When Kamesh D (name changed) received a phone call from a friend asking him if he was in trouble, he was mildly surprised. The surprise turned to alarm as he learnt that his friend had received a message on Facebook, saying that he had been robbed of his mobile and money while holidaying in Paris and updating Facebook courtesy of a stranger, and asking for money to be sent to a strange account.
Kamesh was lucky. He was able to logon to Facebook, change his password and update his status, asking his friends to ignore any requests for money. Kamesh had become, for a brief period of time, a victim of the 419 scam – updated for the Facebook age.
In 1995, there were 16 million users of the internet. It took another 10 years for the number of users to hit 900 million. Facebook had a million users, in 2004, its year of incorporation. In 2006, it had 16 million users. As of April this year, the social networking site had hit 901 million users around the world, doing in six years what had taken the entire Internet a decade.

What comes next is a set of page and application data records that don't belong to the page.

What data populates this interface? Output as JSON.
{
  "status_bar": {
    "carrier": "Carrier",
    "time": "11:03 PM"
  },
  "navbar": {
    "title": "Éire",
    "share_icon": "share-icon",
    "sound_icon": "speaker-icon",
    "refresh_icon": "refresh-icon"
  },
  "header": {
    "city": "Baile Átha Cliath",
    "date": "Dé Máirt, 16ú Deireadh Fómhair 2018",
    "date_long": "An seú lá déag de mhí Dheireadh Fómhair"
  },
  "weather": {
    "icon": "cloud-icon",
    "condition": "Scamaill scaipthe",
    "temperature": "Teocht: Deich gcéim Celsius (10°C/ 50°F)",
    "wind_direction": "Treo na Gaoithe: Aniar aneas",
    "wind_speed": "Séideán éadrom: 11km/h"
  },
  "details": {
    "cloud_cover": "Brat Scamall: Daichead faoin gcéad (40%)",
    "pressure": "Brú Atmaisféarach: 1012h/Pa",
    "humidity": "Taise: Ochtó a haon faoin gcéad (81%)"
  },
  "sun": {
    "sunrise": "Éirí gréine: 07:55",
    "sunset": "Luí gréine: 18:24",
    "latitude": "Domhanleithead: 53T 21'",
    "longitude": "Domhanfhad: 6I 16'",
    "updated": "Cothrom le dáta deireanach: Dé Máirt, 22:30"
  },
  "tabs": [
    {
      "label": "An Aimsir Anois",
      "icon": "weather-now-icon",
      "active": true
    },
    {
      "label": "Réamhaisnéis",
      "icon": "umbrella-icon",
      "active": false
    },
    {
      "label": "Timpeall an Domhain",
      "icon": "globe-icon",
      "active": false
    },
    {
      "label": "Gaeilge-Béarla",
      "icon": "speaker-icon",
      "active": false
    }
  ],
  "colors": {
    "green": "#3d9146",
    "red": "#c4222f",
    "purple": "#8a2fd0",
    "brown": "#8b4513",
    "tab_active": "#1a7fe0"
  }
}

Where there are crowds, there are criminals. And it’s not surprising that Facebook attracts a whole new breed of scamsters. Their objectives remain the same — it’s either money, personal information or redirection to shady schemes or page hits.